(Data about app and page elements)
────────────────────
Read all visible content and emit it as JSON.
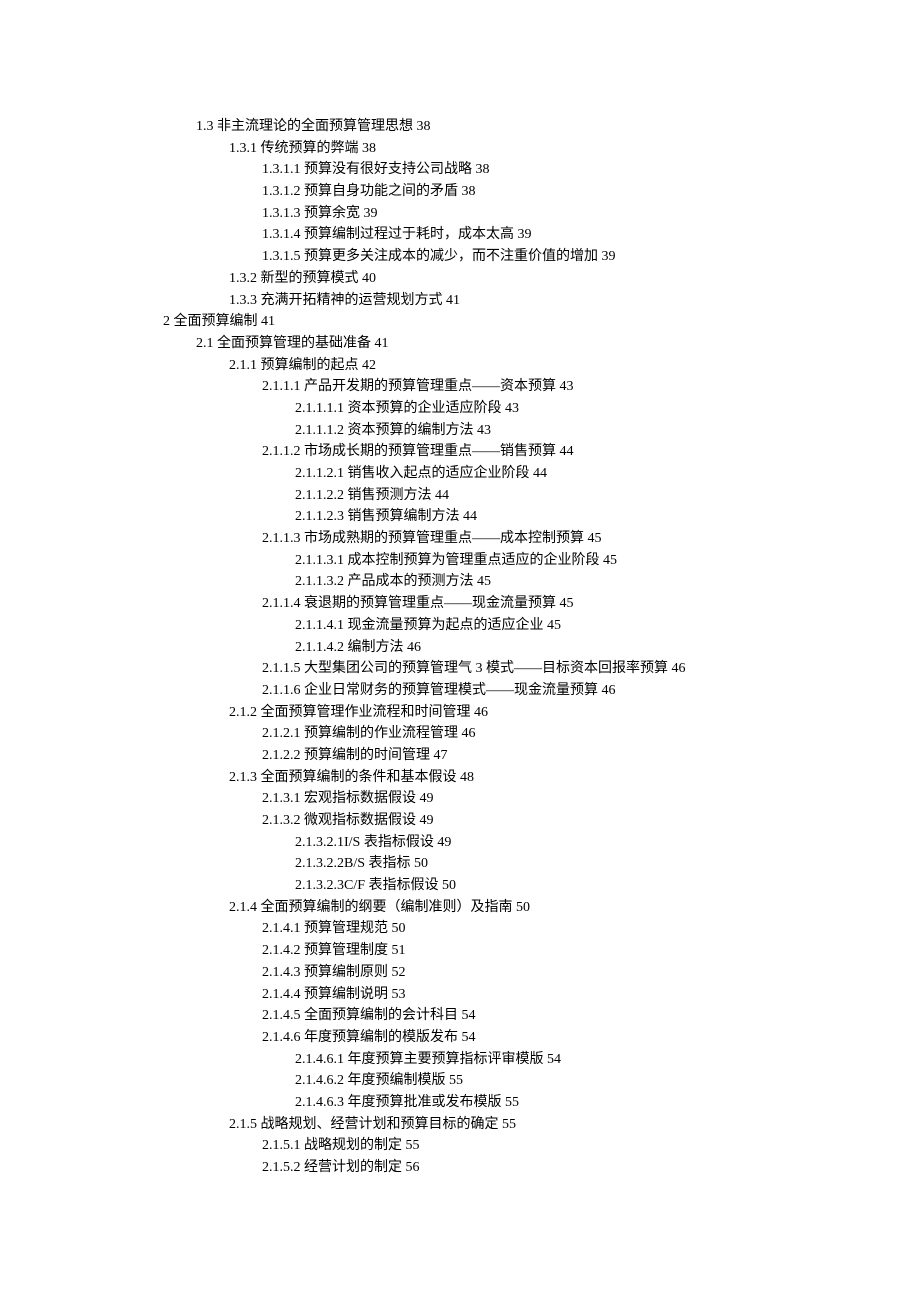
{
  "toc": [
    {
      "level": 0,
      "text": "1.3 非主流理论的全面预算管理思想 38"
    },
    {
      "level": 1,
      "text": "1.3.1 传统预算的弊端 38"
    },
    {
      "level": 2,
      "text": "1.3.1.1 预算没有很好支持公司战略 38"
    },
    {
      "level": 2,
      "text": "1.3.1.2 预算自身功能之间的矛盾 38"
    },
    {
      "level": 2,
      "text": "1.3.1.3 预算余宽 39"
    },
    {
      "level": 2,
      "text": "1.3.1.4 预算编制过程过于耗时，成本太高 39"
    },
    {
      "level": 2,
      "text": "1.3.1.5 预算更多关注成本的减少，而不注重价值的增加 39"
    },
    {
      "level": 1,
      "text": "1.3.2 新型的预算模式 40"
    },
    {
      "level": 1,
      "text": "1.3.3 充满开拓精神的运营规划方式 41"
    },
    {
      "level": -1,
      "text": "2 全面预算编制 41"
    },
    {
      "level": 0,
      "text": "2.1 全面预算管理的基础准备 41"
    },
    {
      "level": 1,
      "text": "2.1.1 预算编制的起点 42"
    },
    {
      "level": 2,
      "text": "2.1.1.1 产品开发期的预算管理重点——资本预算 43"
    },
    {
      "level": 3,
      "text": "2.1.1.1.1 资本预算的企业适应阶段 43"
    },
    {
      "level": 3,
      "text": "2.1.1.1.2 资本预算的编制方法 43"
    },
    {
      "level": 2,
      "text": "2.1.1.2 市场成长期的预算管理重点——销售预算 44"
    },
    {
      "level": 3,
      "text": "2.1.1.2.1 销售收入起点的适应企业阶段 44"
    },
    {
      "level": 3,
      "text": "2.1.1.2.2 销售预测方法 44"
    },
    {
      "level": 3,
      "text": "2.1.1.2.3 销售预算编制方法 44"
    },
    {
      "level": 2,
      "text": "2.1.1.3 市场成熟期的预算管理重点——成本控制预算 45"
    },
    {
      "level": 3,
      "text": "2.1.1.3.1 成本控制预算为管理重点适应的企业阶段 45"
    },
    {
      "level": 3,
      "text": "2.1.1.3.2 产品成本的预测方法 45"
    },
    {
      "level": 2,
      "text": "2.1.1.4 衰退期的预算管理重点——现金流量预算 45"
    },
    {
      "level": 3,
      "text": "2.1.1.4.1 现金流量预算为起点的适应企业 45"
    },
    {
      "level": 3,
      "text": "2.1.1.4.2 编制方法 46"
    },
    {
      "level": 2,
      "text": "2.1.1.5 大型集团公司的预算管理气 3 模式——目标资本回报率预算 46"
    },
    {
      "level": 2,
      "text": "2.1.1.6 企业日常财务的预算管理模式——现金流量预算 46"
    },
    {
      "level": 1,
      "text": "2.1.2 全面预算管理作业流程和时间管理 46"
    },
    {
      "level": 2,
      "text": "2.1.2.1 预算编制的作业流程管理 46"
    },
    {
      "level": 2,
      "text": "2.1.2.2 预算编制的时间管理 47"
    },
    {
      "level": 1,
      "text": "2.1.3 全面预算编制的条件和基本假设 48"
    },
    {
      "level": 2,
      "text": "2.1.3.1 宏观指标数据假设 49"
    },
    {
      "level": 2,
      "text": "2.1.3.2 微观指标数据假设 49"
    },
    {
      "level": 3,
      "text": "2.1.3.2.1I/S 表指标假设 49"
    },
    {
      "level": 3,
      "text": "2.1.3.2.2B/S 表指标 50"
    },
    {
      "level": 3,
      "text": "2.1.3.2.3C/F 表指标假设 50"
    },
    {
      "level": 1,
      "text": "2.1.4 全面预算编制的纲要（编制准则）及指南 50"
    },
    {
      "level": 2,
      "text": "2.1.4.1 预算管理规范 50"
    },
    {
      "level": 2,
      "text": "2.1.4.2 预算管理制度 51"
    },
    {
      "level": 2,
      "text": "2.1.4.3 预算编制原则 52"
    },
    {
      "level": 2,
      "text": "2.1.4.4 预算编制说明 53"
    },
    {
      "level": 2,
      "text": "2.1.4.5 全面预算编制的会计科目 54"
    },
    {
      "level": 2,
      "text": "2.1.4.6 年度预算编制的模版发布 54"
    },
    {
      "level": 3,
      "text": "2.1.4.6.1 年度预算主要预算指标评审模版 54"
    },
    {
      "level": 3,
      "text": "2.1.4.6.2 年度预编制模版 55"
    },
    {
      "level": 3,
      "text": "2.1.4.6.3 年度预算批准或发布模版 55"
    },
    {
      "level": 1,
      "text": "2.1.5 战略规划、经营计划和预算目标的确定 55"
    },
    {
      "level": 2,
      "text": "2.1.5.1 战略规划的制定 55"
    },
    {
      "level": 2,
      "text": "2.1.5.2 经营计划的制定 56"
    }
  ]
}
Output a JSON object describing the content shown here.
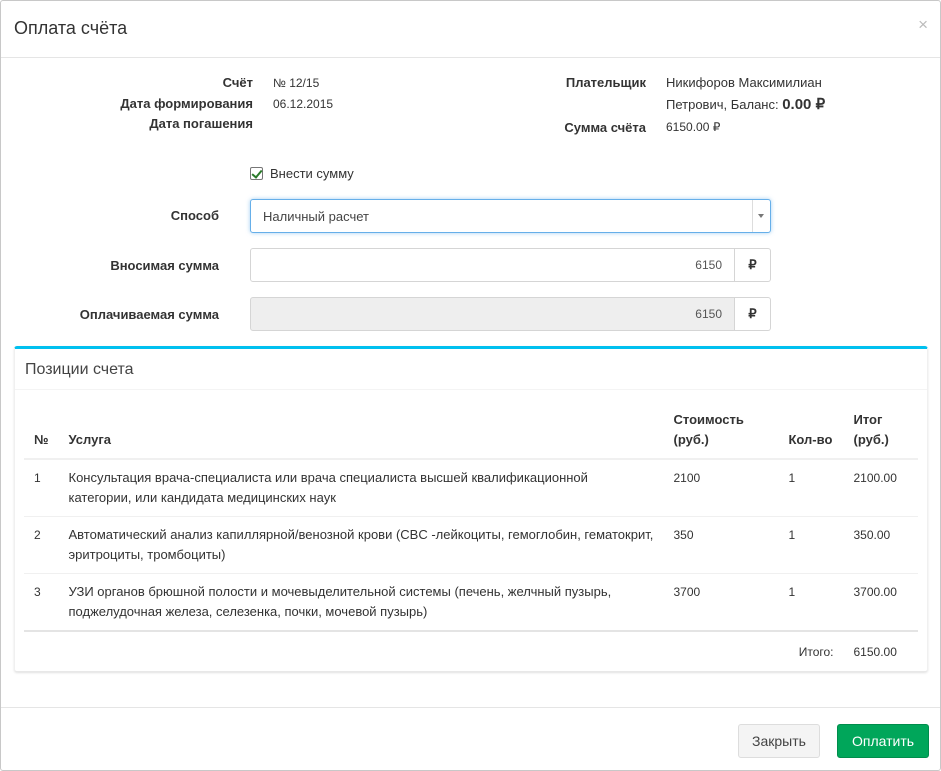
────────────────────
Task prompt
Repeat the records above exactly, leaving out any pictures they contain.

Expected answer
Read all visible content and emit it as JSON.
{
  "toc": [
    {
      "level": 0,
      "text": "1.3 非主流理论的全面预算管理思想 38"
    },
    {
      "level": 1,
      "text": "1.3.1 传统预算的弊端 38"
    },
    {
      "level": 2,
      "text": "1.3.1.1 预算没有很好支持公司战略 38"
    },
    {
      "level": 2,
      "text": "1.3.1.2 预算自身功能之间的矛盾 38"
    },
    {
      "level": 2,
      "text": "1.3.1.3 预算余宽 39"
    },
    {
      "level": 2,
      "text": "1.3.1.4 预算编制过程过于耗时，成本太高 39"
    },
    {
      "level": 2,
      "text": "1.3.1.5 预算更多关注成本的减少，而不注重价值的增加 39"
    },
    {
      "level": 1,
      "text": "1.3.2 新型的预算模式 40"
    },
    {
      "level": 1,
      "text": "1.3.3 充满开拓精神的运营规划方式 41"
    },
    {
      "level": -1,
      "text": "2 全面预算编制 41"
    },
    {
      "level": 0,
      "text": "2.1 全面预算管理的基础准备 41"
    },
    {
      "level": 1,
      "text": "2.1.1 预算编制的起点 42"
    },
    {
      "level": 2,
      "text": "2.1.1.1 产品开发期的预算管理重点——资本预算 43"
    },
    {
      "level": 3,
      "text": "2.1.1.1.1 资本预算的企业适应阶段 43"
    },
    {
      "level": 3,
      "text": "2.1.1.1.2 资本预算的编制方法 43"
    },
    {
      "level": 2,
      "text": "2.1.1.2 市场成长期的预算管理重点——销售预算 44"
    },
    {
      "level": 3,
      "text": "2.1.1.2.1 销售收入起点的适应企业阶段 44"
    },
    {
      "level": 3,
      "text": "2.1.1.2.2 销售预测方法 44"
    },
    {
      "level": 3,
      "text": "2.1.1.2.3 销售预算编制方法 44"
    },
    {
      "level": 2,
      "text": "2.1.1.3 市场成熟期的预算管理重点——成本控制预算 45"
    },
    {
      "level": 3,
      "text": "2.1.1.3.1 成本控制预算为管理重点适应的企业阶段 45"
    },
    {
      "level": 3,
      "text": "2.1.1.3.2 产品成本的预测方法 45"
    },
    {
      "level": 2,
      "text": "2.1.1.4 衰退期的预算管理重点——现金流量预算 45"
    },
    {
      "level": 3,
      "text": "2.1.1.4.1 现金流量预算为起点的适应企业 45"
    },
    {
      "level": 3,
      "text": "2.1.1.4.2 编制方法 46"
    },
    {
      "level": 2,
      "text": "2.1.1.5 大型集团公司的预算管理气 3 模式——目标资本回报率预算 46"
    },
    {
      "level": 2,
      "text": "2.1.1.6 企业日常财务的预算管理模式——现金流量预算 46"
    },
    {
      "level": 1,
      "text": "2.1.2 全面预算管理作业流程和时间管理 46"
    },
    {
      "level": 2,
      "text": "2.1.2.1 预算编制的作业流程管理 46"
    },
    {
      "level": 2,
      "text": "2.1.2.2 预算编制的时间管理 47"
    },
    {
      "level": 1,
      "text": "2.1.3 全面预算编制的条件和基本假设 48"
    },
    {
      "level": 2,
      "text": "2.1.3.1 宏观指标数据假设 49"
    },
    {
      "level": 2,
      "text": "2.1.3.2 微观指标数据假设 49"
    },
    {
      "level": 3,
      "text": "2.1.3.2.1I/S 表指标假设 49"
    },
    {
      "level": 3,
      "text": "2.1.3.2.2B/S 表指标 50"
    },
    {
      "level": 3,
      "text": "2.1.3.2.3C/F 表指标假设 50"
    },
    {
      "level": 1,
      "text": "2.1.4 全面预算编制的纲要（编制准则）及指南 50"
    },
    {
      "level": 2,
      "text": "2.1.4.1 预算管理规范 50"
    },
    {
      "level": 2,
      "text": "2.1.4.2 预算管理制度 51"
    },
    {
      "level": 2,
      "text": "2.1.4.3 预算编制原则 52"
    },
    {
      "level": 2,
      "text": "2.1.4.4 预算编制说明 53"
    },
    {
      "level": 2,
      "text": "2.1.4.5 全面预算编制的会计科目 54"
    },
    {
      "level": 2,
      "text": "2.1.4.6 年度预算编制的模版发布 54"
    },
    {
      "level": 3,
      "text": "2.1.4.6.1 年度预算主要预算指标评审模版 54"
    },
    {
      "level": 3,
      "text": "2.1.4.6.2 年度预编制模版 55"
    },
    {
      "level": 3,
      "text": "2.1.4.6.3 年度预算批准或发布模版 55"
    },
    {
      "level": 1,
      "text": "2.1.5 战略规划、经营计划和预算目标的确定 55"
    },
    {
      "level": 2,
      "text": "2.1.5.1 战略规划的制定 55"
    },
    {
      "level": 2,
      "text": "2.1.5.2 经营计划的制定 56"
    }
  ]
}
Output a JSON object describing the content shown here.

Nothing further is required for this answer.